作者: Daniel Watterson ; Danushka K Wijesundara ; Naphak Modhiran ; Francesca L Mordant ; Zheyi Li ; Michael S Avumegah ; Christopher Ld McMillan ; Julia Lackenby ; Kate Guilfoyle ; Geert van Amerongen ; Koert Stittelaar ; Stacey Tm Cheung ; Summa Bibby ; Mallory Daleris ; Kym Hoger ; Marianne Gillard ; Eve Radunz ; Martina L Jones ; Karen Hughes ; Ben Hughes ; Justin Goh ; David Edwards ; Judith Scoble ; Lesley Pearce ; Lukasz Kowalczyk ; Tram Phan ; Mylinh La ; Louis Lu ; Tam Pham ; Qi Zhou ; David A Brockman ; Sherry J Morgan ; Cora Lau ; Mai H Tran ; Peter Tapley ; Fernando Villalón-Letelier ; James Barnes ; Andrew Young ; Noushin Jaberolansar ; Connor Ap Scott ; Ariel Isaacs ; Alberto A Amarilla ; Alexander A Khromykh ; Judith Ma van den Brand ; Patrick C Reading ; Charani Ranasinghe ; Kanta Subbarao ; Trent P Munro ; Paul R Young ; Keith J Chappell
Efforts to develop and deploy effective vaccines against severe acute respiratory syndrome coronavirus 2 (SARS-CoV-2) continue at pace. Here, we describe rational antigen design through to manufacturability and vaccine efficacy of a prefusion-stabilised spike (S) protein, Sclamp, in combination with the licensed adjuvant MF59 'MF59C.1' (Seqirus, Parkville, Australia).

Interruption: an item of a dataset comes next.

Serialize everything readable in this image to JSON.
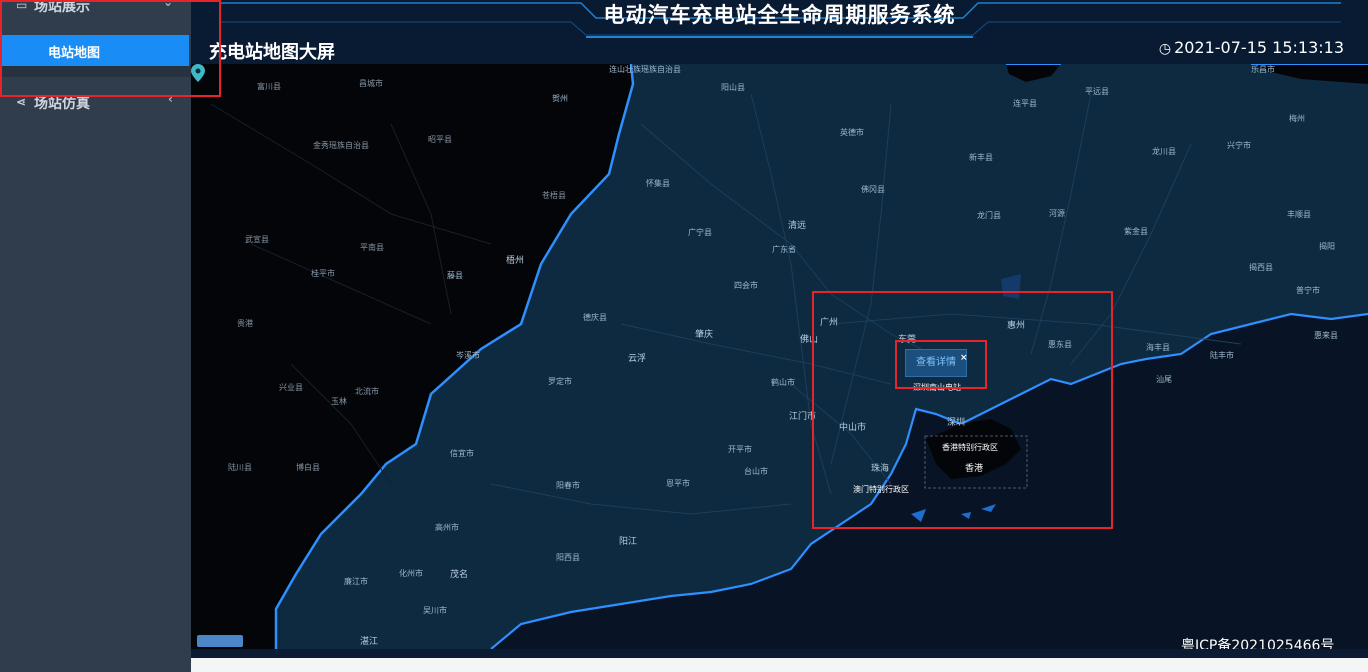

A panel recombinant Sclamp proteins were produced in Chinese hamster ovary and screened in vitro to select a lead vaccine candidate. The structure of this antigen was determined by cryo-electron microscopy and assessed in mouse immunogenicity studies, hamster challenge studies and safety and toxicology studies in rat.
In mice, the Sclamp vaccine elicits high levels of neutralising antibodies, as well as broadly reactive and polyfunctional S-specific CD4+ and cytotoxic CD8+ T cells in vivo. In the Syrian hamster challenge model (n = 70), vaccination results in reduced viral load within the lung, protection from pulmonary disease and decreased viral shedding in daily throat swabs which correlated strongly with the neutralising antibody level.

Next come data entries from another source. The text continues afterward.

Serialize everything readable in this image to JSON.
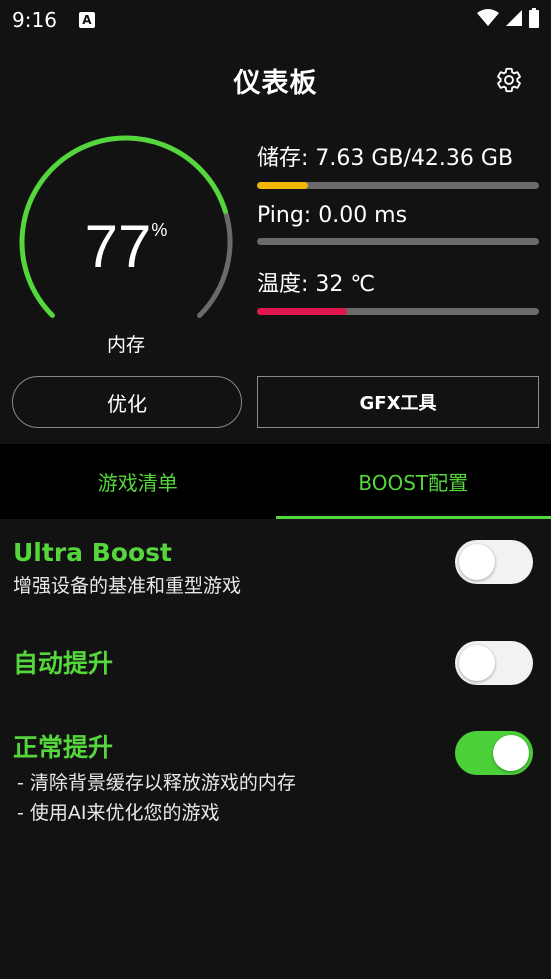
{
  "status_bar": {
    "time": "9:16",
    "notification_letter": "A"
  },
  "header": {
    "title": "仪表板"
  },
  "gauge": {
    "value": "77",
    "unit": "%",
    "label": "内存",
    "fraction": 0.77
  },
  "metrics": [
    {
      "label": "储存: 7.63 GB/42.36 GB",
      "fraction": 0.18,
      "color": "#f2b705"
    },
    {
      "label": "Ping: 0.00 ms",
      "fraction": 0.0,
      "color": "#55d63c"
    },
    {
      "label": "温度: 32 ℃",
      "fraction": 0.32,
      "color": "#e0174f"
    }
  ],
  "buttons": {
    "optimize": "优化",
    "gfx": "GFX工具"
  },
  "tabs": [
    {
      "label": "游戏清单",
      "active": false
    },
    {
      "label": "BOOST配置",
      "active": true
    }
  ],
  "settings": [
    {
      "title": "Ultra Boost",
      "desc": [
        "增强设备的基准和重型游戏"
      ],
      "on": false
    },
    {
      "title": "自动提升",
      "desc": [],
      "on": false
    },
    {
      "title": "正常提升",
      "desc": [
        "- 清除背景缓存以释放游戏的内存",
        "- 使用AI来优化您的游戏"
      ],
      "on": true
    }
  ],
  "colors": {
    "accent": "#55d63c",
    "background": "#121212",
    "track": "#6a6a6a"
  }
}
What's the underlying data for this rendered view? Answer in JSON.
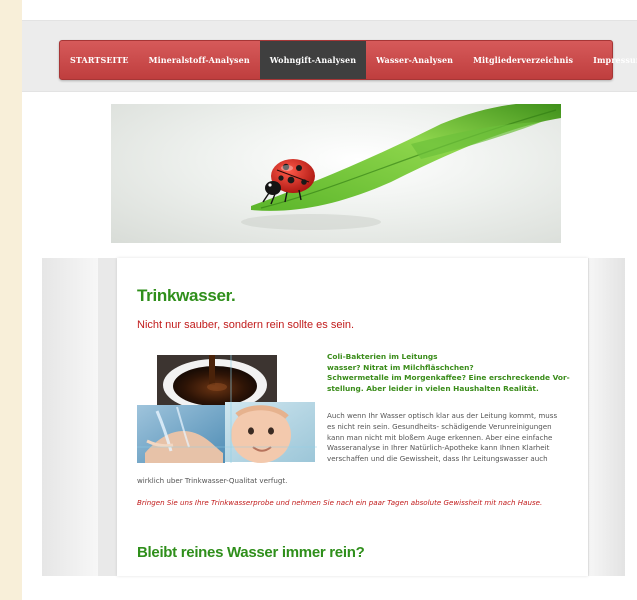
{
  "nav": {
    "items": [
      {
        "label": "STARTSEITE"
      },
      {
        "label": "Mineralstoff-Analysen"
      },
      {
        "label": "Wohngift-Analysen"
      },
      {
        "label": "Wasser-Analysen"
      },
      {
        "label": "Mitgliederverzeichnis"
      },
      {
        "label": "Impressum"
      }
    ],
    "active_index": 2
  },
  "content": {
    "heading": "Trinkwasser.",
    "subheading": "Nicht nur sauber, sondern rein sollte es sein.",
    "lead_lines": [
      "Coli-Bakterien im Leitungs",
      "wasser? Nitrat im Milchfläschchen?",
      "Schwermetalle im Morgenkaffee? Eine erschreckende Vor-",
      "stellung. Aber leider in vielen Haushalten Realität."
    ],
    "body_lines": [
      "Auch wenn Ihr Wasser optisch klar aus der Leitung kommt, muss",
      "es nicht rein sein. Gesundheits- schädigende Verunreinigungen",
      "kann man nicht mit bloßem Auge erkennen. Aber eine einfache",
      "Wasseranalyse in Ihrer Natürlich-Apotheke kann Ihnen Klarheit",
      "verschaffen und die Gewissheit, dass Ihr Leitungswasser auch"
    ],
    "body_tail": "wirklich uber Trinkwasser-Qualitat verfugt.",
    "italic_note": "Bringen Sie uns Ihre Trinkwasserprobe und nehmen Sie nach ein paar Tagen absolute Gewissheit mit nach Hause.",
    "heading2": "Bleibt reines Wasser immer rein?"
  },
  "colors": {
    "nav": "#c94a4a",
    "nav_active": "#3f3f3f",
    "heading_green": "#2f8f1b",
    "accent_red": "#c11b1b",
    "background": "#f8efd9"
  }
}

The SARS-CoV-2 Sclamp vaccine candidate is compatible with large-scale commercial manufacture, stable at 2-8°C. When formulated with MF59 adjuvant, it elicits neutralising antibodies and T-cell responses and provides protection in animal challenge models.